TASK REQUIREMENTS
Your answer should be every line of the records that contains the word "Monthly", copied as it stands.

** Opening TASK MATERIAL block **

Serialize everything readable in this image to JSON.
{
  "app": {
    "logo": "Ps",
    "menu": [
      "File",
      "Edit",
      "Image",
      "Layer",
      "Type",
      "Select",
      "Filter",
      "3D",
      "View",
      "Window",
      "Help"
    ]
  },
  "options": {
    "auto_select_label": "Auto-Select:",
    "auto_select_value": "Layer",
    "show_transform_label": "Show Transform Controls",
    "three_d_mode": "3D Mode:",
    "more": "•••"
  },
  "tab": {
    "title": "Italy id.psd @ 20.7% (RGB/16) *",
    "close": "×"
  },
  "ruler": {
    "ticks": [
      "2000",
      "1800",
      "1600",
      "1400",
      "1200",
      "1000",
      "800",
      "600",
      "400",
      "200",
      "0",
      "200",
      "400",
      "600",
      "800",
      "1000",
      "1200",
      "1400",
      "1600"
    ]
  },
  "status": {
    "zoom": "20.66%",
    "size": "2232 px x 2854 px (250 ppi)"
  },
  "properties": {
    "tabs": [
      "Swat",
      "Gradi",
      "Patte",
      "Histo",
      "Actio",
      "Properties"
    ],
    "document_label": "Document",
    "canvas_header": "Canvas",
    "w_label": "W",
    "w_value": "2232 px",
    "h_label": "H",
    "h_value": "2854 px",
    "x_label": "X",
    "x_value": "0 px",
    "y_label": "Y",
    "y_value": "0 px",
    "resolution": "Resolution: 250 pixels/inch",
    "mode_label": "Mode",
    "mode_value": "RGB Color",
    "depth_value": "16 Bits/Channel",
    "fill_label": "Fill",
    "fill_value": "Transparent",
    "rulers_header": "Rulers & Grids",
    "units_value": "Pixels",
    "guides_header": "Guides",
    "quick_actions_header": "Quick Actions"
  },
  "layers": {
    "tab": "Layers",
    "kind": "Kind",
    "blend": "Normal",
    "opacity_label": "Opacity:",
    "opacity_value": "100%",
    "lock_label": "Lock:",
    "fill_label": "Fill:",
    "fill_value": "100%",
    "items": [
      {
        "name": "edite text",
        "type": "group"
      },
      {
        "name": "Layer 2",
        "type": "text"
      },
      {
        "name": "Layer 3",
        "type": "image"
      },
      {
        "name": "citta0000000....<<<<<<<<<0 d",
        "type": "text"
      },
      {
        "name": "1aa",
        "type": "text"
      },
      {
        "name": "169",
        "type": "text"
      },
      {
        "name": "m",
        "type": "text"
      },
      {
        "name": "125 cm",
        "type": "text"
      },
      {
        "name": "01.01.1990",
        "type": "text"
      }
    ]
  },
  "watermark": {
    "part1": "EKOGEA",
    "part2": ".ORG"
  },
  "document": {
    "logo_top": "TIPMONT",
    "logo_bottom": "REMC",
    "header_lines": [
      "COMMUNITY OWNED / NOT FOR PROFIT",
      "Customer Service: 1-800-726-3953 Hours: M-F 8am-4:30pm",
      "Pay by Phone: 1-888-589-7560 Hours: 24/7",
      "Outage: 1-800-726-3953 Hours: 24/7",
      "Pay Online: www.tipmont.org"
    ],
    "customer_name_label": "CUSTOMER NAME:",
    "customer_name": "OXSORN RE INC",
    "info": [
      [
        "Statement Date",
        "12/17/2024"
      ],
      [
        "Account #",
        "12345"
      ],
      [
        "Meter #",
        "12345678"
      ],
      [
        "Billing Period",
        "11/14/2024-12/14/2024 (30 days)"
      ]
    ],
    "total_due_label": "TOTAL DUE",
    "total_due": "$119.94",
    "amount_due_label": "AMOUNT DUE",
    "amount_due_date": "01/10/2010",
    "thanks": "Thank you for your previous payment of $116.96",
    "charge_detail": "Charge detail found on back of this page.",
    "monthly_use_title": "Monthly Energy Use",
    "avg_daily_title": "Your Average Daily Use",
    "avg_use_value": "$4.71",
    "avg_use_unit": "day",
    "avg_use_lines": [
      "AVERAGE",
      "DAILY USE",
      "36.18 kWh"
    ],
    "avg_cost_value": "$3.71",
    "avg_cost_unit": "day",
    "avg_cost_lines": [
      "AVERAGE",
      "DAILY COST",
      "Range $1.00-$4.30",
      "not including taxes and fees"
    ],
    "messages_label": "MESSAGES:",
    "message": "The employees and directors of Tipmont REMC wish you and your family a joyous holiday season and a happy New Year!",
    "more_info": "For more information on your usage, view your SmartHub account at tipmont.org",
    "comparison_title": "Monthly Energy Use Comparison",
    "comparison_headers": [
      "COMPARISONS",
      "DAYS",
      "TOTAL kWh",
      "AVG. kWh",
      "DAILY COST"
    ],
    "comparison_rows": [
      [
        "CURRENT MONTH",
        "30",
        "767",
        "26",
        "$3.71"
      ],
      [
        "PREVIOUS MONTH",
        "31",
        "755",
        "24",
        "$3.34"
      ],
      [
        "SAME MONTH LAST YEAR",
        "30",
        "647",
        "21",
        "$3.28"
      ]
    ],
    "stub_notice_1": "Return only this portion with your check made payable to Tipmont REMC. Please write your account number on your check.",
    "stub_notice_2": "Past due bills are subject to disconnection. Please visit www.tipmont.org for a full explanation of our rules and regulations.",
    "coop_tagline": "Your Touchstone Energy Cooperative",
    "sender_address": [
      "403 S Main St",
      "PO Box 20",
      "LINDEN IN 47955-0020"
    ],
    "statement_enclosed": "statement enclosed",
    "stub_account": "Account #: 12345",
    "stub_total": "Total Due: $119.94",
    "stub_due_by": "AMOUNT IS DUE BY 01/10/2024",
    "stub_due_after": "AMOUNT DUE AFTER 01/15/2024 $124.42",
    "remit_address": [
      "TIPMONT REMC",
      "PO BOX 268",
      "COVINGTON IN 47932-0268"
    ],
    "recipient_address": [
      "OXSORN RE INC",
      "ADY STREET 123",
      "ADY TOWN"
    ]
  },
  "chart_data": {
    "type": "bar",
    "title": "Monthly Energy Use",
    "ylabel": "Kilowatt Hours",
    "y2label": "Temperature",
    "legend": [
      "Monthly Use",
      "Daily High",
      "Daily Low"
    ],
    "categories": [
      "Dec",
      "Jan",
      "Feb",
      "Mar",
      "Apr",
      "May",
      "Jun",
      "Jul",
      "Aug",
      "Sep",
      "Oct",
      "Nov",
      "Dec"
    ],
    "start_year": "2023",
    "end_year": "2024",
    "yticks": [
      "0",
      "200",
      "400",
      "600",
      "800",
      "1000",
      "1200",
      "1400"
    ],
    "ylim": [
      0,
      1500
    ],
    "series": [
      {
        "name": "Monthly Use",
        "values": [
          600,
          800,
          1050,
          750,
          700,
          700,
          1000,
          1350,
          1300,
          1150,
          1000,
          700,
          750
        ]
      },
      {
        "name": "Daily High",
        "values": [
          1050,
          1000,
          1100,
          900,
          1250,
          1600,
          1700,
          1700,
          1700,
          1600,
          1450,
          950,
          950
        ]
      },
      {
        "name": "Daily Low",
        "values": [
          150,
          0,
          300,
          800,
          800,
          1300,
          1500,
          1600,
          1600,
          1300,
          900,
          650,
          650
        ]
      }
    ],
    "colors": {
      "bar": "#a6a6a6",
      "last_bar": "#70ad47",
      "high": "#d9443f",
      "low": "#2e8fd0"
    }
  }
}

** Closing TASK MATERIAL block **

PROBLEM SOLUTION
    "monthly_use_title": "Monthly Energy Use",
    "comparison_title": "Monthly Energy Use Comparison",
    "title": "Monthly Energy Use",
      "Monthly Use",
        "name": "Monthly Use",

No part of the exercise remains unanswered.